From Seeing to Doing


Seeing is often used as a metaphor for understanding things, and for seeing the purpose and means of instrumental action. It’s also used to signify insight into oneself (self-awareness) and discovering the unseen forces that can block our growth and development.

Observational Learning & Insight

We have all learned from watching others, our parents and teachers, and later, after entering the workforce, we learn from the modeling and mentoring of more experienced others. That’s what we might call observational learning, learning from seeing what others do, their overt, task-oriented execution of skilled actions.

But it’s a different matter to learn from the seeing which occurs through insight into our own mental, emotional, and behavioral tendencies. This insight is gleaned in conversation, moments of private reflection, and especially in developmental dialogue with a professional helper. It may arise from our joint interpretation of assessment results in a coaching relationship.

This latter form of seeing is often more difficult to translate into action. Insight consists of a significant emotional experience – the wow factor – as well as a rational-semantic translation of this felt wow into conceptual understanding, which registers as important and practically relevant. Translating this seeing into doing implies change. It’s a process, not a moment.
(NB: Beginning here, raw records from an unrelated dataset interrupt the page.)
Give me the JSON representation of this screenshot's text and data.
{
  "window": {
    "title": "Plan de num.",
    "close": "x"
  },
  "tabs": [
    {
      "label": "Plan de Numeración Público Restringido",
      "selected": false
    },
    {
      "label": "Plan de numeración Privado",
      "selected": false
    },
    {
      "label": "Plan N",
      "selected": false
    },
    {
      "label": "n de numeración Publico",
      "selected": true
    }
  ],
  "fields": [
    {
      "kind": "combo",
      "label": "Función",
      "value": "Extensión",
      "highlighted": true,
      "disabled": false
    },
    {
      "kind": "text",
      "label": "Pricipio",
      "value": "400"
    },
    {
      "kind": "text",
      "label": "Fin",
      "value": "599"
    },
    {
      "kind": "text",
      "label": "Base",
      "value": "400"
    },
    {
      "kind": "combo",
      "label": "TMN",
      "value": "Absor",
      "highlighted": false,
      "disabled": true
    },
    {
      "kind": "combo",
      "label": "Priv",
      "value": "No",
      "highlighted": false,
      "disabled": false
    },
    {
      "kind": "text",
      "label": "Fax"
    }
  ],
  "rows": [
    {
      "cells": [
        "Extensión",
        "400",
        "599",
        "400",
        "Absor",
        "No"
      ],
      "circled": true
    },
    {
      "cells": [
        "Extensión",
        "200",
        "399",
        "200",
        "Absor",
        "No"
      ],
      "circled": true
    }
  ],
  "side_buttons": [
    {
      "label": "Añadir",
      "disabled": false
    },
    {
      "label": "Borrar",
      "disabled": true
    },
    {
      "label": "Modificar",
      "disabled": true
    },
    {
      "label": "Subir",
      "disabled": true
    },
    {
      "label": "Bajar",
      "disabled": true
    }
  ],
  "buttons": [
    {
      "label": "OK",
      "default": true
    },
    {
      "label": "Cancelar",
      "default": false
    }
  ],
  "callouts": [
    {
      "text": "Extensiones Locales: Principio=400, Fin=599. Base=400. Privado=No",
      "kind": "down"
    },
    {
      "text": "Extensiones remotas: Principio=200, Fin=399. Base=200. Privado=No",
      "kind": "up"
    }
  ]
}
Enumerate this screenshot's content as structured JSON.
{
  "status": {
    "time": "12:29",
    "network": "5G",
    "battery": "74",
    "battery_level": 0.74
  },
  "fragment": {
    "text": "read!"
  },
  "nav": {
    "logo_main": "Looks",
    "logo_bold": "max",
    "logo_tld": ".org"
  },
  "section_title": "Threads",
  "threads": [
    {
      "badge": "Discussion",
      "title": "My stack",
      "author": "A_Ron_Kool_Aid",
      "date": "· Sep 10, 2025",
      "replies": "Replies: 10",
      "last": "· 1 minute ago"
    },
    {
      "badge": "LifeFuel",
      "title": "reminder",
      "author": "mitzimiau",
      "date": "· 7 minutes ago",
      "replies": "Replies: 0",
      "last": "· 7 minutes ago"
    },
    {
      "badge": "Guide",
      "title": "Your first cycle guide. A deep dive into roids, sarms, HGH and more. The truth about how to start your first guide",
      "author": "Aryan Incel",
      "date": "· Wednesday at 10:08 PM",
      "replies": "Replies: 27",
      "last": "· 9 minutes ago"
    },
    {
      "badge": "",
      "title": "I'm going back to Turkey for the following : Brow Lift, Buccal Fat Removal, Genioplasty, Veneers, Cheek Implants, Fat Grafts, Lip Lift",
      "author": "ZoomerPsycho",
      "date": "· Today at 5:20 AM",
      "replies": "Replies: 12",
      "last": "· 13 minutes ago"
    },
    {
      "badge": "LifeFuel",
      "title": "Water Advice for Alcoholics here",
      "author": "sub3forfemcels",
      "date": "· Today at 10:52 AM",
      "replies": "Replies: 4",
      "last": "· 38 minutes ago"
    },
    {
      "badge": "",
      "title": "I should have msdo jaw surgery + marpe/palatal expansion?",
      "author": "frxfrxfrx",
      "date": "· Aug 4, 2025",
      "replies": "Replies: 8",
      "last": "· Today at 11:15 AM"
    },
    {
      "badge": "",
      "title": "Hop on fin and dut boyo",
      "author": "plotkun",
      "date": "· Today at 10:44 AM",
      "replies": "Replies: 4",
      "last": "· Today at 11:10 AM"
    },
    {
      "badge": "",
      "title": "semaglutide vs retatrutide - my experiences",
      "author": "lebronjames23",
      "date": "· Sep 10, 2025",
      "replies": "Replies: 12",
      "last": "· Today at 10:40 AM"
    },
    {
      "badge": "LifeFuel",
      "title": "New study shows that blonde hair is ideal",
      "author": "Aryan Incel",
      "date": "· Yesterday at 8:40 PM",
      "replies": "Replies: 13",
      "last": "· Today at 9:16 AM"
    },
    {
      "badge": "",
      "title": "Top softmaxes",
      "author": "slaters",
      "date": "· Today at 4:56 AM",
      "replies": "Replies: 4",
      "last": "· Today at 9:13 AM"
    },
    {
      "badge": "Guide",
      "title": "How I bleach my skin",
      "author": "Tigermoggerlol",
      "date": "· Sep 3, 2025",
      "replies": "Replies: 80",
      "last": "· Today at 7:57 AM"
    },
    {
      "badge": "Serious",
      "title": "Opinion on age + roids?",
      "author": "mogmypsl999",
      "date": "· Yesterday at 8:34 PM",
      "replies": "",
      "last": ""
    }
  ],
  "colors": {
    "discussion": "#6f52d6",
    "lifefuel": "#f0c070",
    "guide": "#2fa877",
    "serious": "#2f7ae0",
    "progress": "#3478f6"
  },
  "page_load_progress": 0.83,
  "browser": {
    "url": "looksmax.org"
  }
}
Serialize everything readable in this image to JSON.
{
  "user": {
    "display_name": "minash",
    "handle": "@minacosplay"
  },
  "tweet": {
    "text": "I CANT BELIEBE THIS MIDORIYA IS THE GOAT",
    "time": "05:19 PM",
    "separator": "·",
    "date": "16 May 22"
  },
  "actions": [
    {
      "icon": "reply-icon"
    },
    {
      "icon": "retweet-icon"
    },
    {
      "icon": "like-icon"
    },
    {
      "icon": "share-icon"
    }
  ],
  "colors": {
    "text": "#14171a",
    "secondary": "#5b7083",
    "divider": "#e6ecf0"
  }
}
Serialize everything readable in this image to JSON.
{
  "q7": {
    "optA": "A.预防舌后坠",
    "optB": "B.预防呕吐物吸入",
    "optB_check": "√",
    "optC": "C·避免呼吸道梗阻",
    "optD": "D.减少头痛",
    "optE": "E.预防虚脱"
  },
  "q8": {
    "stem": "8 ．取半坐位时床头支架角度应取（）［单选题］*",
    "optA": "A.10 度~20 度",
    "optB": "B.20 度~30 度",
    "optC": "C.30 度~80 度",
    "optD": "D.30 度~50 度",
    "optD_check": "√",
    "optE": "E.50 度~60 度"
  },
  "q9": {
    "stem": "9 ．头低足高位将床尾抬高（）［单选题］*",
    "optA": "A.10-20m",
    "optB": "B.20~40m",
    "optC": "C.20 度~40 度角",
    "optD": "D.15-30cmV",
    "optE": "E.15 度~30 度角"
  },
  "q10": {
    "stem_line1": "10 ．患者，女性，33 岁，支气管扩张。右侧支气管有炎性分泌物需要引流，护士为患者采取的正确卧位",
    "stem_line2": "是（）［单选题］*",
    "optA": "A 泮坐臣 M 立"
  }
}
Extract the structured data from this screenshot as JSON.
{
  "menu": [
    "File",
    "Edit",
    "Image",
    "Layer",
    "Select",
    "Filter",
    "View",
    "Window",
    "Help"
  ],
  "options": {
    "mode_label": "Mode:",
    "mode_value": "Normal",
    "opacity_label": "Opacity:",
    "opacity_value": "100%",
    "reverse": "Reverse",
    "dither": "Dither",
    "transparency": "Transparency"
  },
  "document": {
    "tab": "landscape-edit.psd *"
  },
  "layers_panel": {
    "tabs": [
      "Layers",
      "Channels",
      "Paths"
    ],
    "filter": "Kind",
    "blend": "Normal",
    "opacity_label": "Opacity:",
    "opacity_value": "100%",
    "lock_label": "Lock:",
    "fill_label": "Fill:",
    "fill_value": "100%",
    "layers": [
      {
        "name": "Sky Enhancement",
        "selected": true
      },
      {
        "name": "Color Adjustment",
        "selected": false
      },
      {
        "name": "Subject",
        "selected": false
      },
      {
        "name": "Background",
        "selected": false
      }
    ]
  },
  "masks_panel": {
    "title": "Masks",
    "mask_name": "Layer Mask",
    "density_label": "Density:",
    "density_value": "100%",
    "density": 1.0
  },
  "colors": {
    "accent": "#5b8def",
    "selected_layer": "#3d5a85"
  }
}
The Depth of Change

Many kinds of skilled action acquired through observational learning lay just below the surface, less embedded in deeper structures of self, identity, and values. They concern matters of efficiency and effectiveness in execution. They seldom challenge the imperatives and “oughts” we acquired very early in life. We let go of these old ways and acquire new ones with greater ease.

And as these overt actions yield improvement, they are quickly reinforced. But it’s different with basic personality tendencies and the motivations that drive us to compensate for long-standing fears and/or feelings of inadequacy. Even with a positive sense of self, there may be interpersonal tendencies that hinder our readiness to handle conflict or express warmth.

But the deeper structures are not fixed in concrete. They are malleable, but loosening the grip of habits and the anxiety of letting them go doesn’t happen so quickly. It’s because they felt so necessary for so long to our safety, success, and acceptance by others. We form beliefs about these tendencies. Their felt truth and validity carry more consequential implications.

Each of these beliefs – e.g., that conflict is dangerous, that it may risk alienating others, and that it must be avoided – is embedded in a larger network of beliefs: “Intelligent people are composed, reasonable. Expressing anger means I’m an out-of-control person. And if I challenge a person’s emotionally charged assertions, it will only escalate into angry emotions and bad things will happen.”  

Most of these beliefs that constrain our freedom of action and inhibit our readiness to experiment with new behaviors are not inherently false or invalid. But they were formulated in the all-or-none form that characterizes the mind of the child – because that’s when we learned them. The felt consequences of violating them seemed so harsh that we granted them unquestioned authority.

Such imperatives, which operate with the rigidity and force characteristic of fight-or-flight reactions, also operate unconsciously, automatically. So, we must raise awareness of them to weaken their grip on us. But we must also have good reason to alter these beliefs, and we must have the assurance that when we do so we will be safe and that they will prove helpful.

Increasing Our Self-Efficacy to Act

Creating that readiness to act, self- efficacy, is one of the most important aims of developmental coaching. It implies changes in our beliefs: 1) that there is a viable solution strategy; 2) that it has been shown to deliver results; 3) that it is something I can learn with help; and 4) that I can hone this skill by experimenting gradually, starting with low-risk situations before trying higher-risk situations.

Yes, we must deconstruct the issues and do a good deal of game-planning. But that’s what good coaching accomplishes. Whether it’s done one-on-one or in a team development mode, patient persistence is the key. The coachee/s, determine the pace. The coach prevents them from becoming complacent while recognizing and respecting your felt readiness.